__Given data__:
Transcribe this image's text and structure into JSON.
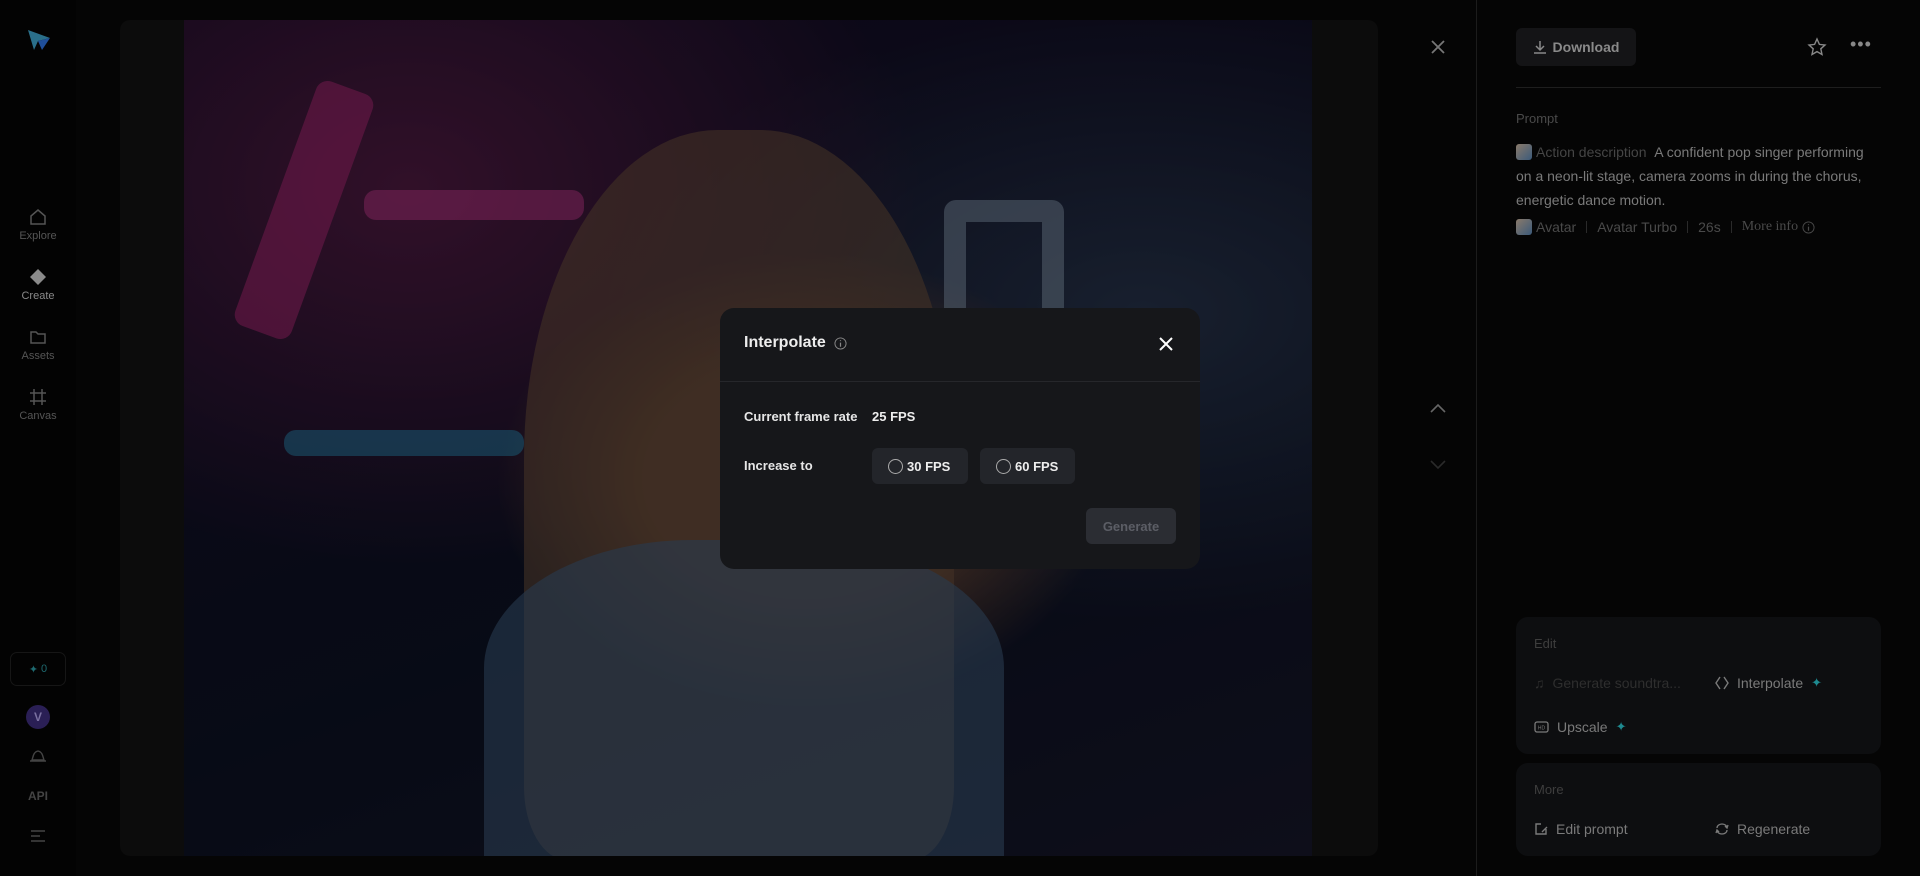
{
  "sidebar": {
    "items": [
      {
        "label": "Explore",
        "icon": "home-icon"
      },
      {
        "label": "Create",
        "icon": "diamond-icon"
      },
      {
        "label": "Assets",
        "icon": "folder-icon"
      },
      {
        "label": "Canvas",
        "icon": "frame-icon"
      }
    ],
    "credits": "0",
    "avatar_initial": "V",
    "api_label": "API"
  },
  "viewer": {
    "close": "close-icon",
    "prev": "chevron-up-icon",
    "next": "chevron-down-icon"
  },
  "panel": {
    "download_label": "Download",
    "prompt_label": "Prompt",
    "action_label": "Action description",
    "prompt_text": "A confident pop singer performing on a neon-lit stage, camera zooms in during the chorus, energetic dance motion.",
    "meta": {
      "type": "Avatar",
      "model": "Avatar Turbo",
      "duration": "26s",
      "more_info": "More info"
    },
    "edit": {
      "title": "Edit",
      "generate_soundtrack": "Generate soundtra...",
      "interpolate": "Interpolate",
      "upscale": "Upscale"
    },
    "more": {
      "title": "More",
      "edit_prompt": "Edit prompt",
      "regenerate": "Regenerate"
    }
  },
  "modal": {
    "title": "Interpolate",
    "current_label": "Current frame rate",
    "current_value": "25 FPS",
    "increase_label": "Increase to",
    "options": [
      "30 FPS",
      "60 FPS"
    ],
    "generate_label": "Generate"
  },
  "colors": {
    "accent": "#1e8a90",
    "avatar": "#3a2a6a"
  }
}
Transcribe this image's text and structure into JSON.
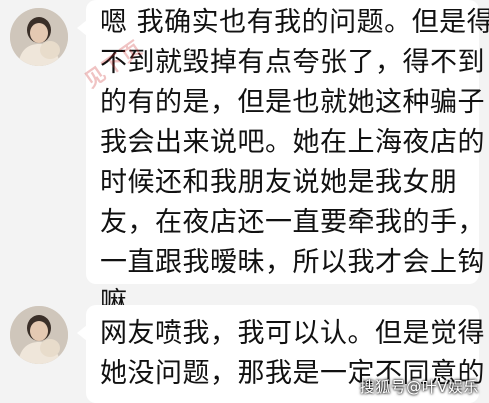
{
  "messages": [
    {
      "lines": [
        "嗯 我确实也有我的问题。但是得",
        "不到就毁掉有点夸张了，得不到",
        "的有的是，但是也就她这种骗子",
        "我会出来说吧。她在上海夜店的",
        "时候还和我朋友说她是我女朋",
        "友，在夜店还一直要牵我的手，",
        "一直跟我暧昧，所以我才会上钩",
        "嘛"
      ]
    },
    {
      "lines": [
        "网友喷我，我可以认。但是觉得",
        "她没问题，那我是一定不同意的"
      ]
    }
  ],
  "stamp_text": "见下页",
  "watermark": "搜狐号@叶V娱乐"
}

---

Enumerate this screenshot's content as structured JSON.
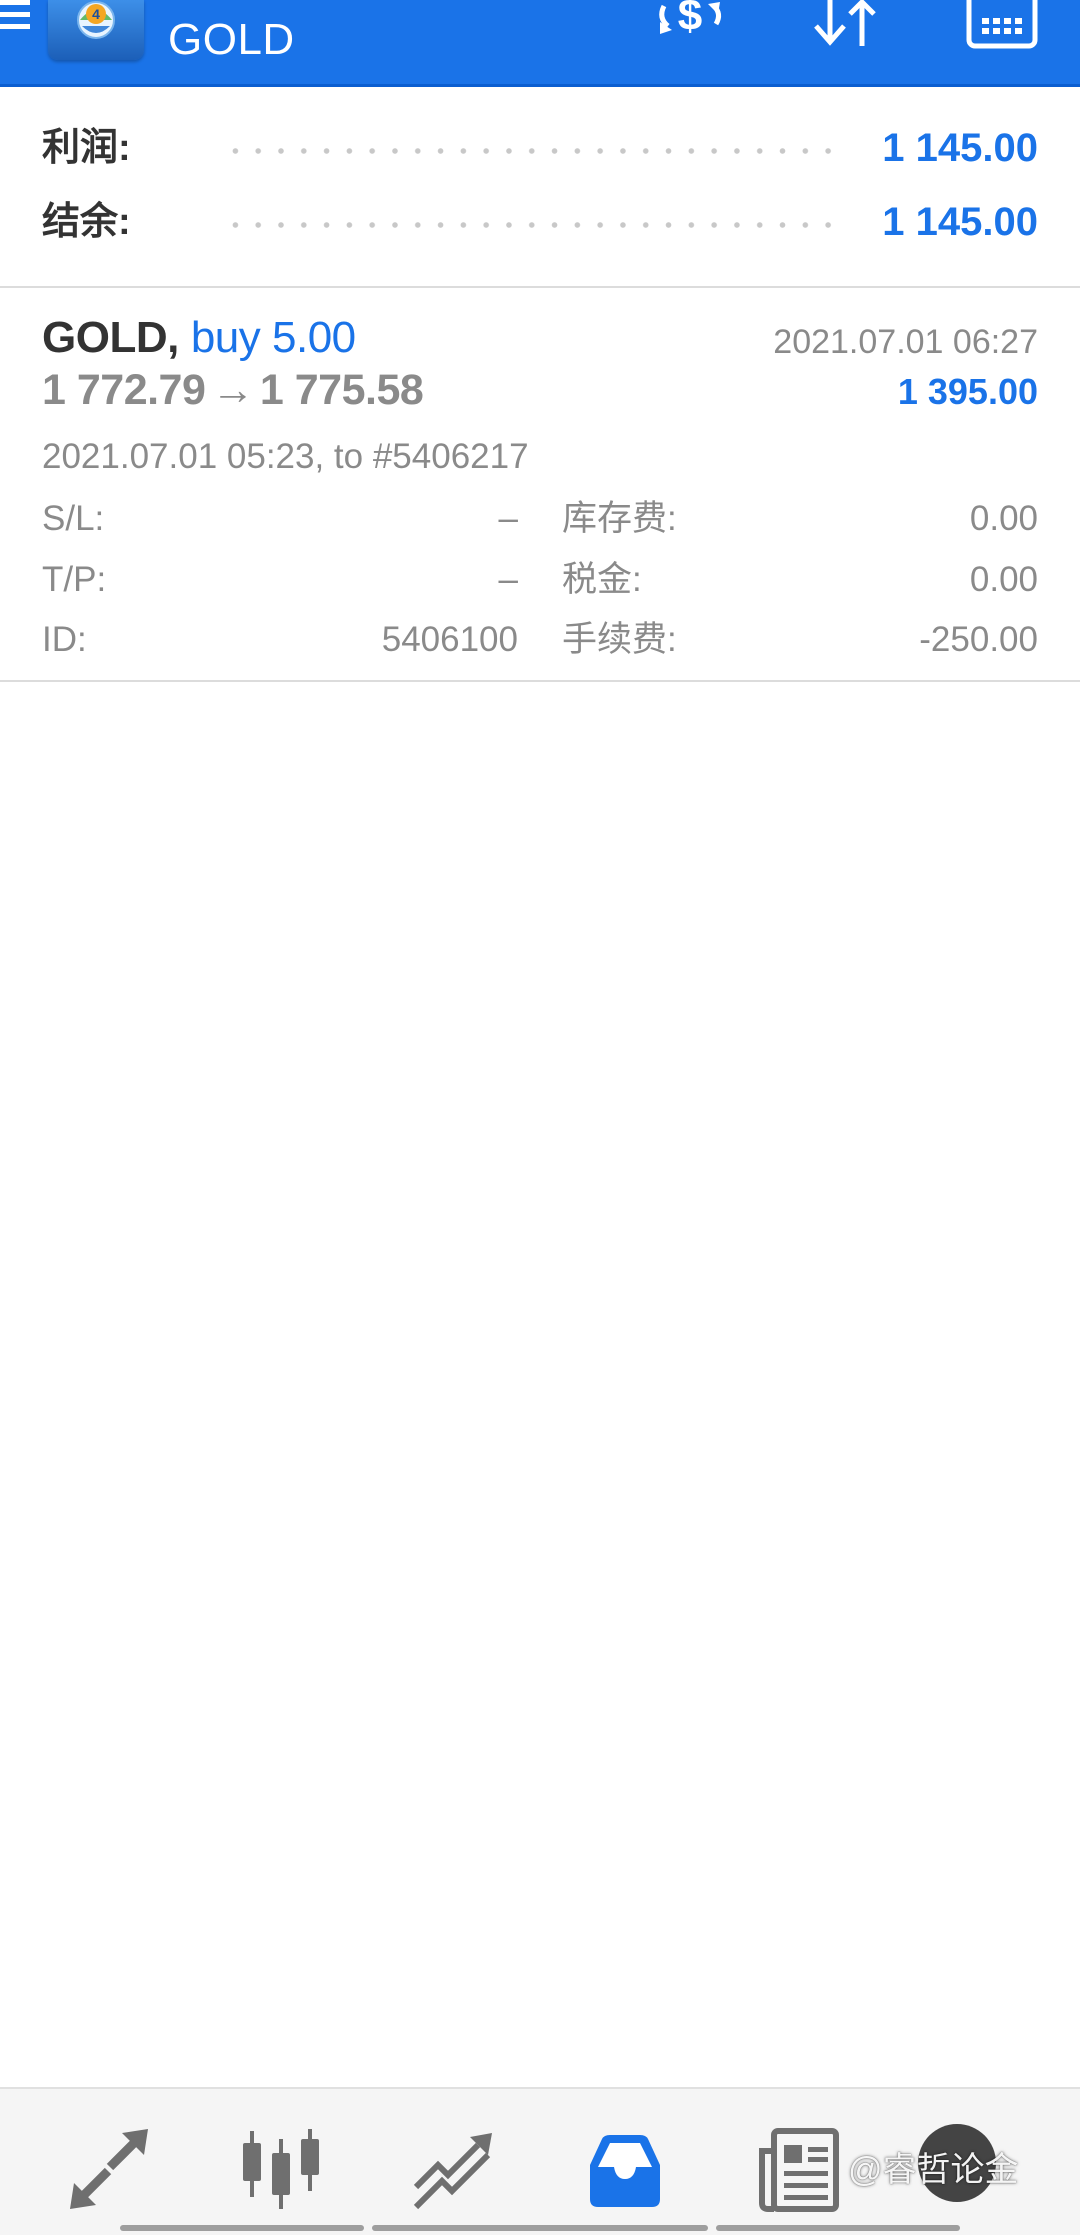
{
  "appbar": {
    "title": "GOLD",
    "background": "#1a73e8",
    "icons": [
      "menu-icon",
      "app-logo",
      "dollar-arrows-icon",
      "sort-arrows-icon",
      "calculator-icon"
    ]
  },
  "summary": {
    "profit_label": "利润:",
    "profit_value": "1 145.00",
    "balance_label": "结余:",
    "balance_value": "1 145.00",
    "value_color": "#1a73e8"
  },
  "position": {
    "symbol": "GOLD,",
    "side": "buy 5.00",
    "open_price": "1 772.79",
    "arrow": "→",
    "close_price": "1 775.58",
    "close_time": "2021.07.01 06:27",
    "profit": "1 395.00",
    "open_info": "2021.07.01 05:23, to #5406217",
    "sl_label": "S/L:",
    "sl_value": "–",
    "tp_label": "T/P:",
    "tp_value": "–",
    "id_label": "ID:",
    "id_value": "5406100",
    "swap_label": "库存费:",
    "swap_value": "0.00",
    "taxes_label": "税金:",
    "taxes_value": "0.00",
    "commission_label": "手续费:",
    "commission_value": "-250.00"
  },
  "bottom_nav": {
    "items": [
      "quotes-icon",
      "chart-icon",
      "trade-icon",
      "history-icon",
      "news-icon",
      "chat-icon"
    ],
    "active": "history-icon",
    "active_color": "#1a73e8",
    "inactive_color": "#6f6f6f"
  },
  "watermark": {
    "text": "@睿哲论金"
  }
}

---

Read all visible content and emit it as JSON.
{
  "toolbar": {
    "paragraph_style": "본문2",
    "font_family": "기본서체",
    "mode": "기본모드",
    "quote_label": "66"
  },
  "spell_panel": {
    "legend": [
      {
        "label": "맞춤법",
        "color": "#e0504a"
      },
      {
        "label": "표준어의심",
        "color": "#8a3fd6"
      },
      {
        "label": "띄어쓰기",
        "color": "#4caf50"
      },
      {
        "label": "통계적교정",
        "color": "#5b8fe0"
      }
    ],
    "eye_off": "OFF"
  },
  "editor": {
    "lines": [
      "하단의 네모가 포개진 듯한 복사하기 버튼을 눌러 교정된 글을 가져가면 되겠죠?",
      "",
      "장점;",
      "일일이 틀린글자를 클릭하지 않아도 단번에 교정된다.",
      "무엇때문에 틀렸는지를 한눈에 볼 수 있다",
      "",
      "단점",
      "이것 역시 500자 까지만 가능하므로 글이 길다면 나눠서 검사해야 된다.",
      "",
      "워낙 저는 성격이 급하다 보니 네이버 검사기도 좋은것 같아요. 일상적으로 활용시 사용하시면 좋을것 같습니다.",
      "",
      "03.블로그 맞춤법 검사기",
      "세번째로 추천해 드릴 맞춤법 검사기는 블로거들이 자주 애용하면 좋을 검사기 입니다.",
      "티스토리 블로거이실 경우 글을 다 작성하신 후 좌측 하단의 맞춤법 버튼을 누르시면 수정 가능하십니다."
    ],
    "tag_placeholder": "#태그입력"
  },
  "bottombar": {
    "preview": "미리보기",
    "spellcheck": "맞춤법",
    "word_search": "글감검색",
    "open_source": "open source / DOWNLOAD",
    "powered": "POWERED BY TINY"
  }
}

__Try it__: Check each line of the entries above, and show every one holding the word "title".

__Finished task__:
      "title": "Edit",
      "title": "More",
    "title": "Interpolate",
    "title": "GOLD",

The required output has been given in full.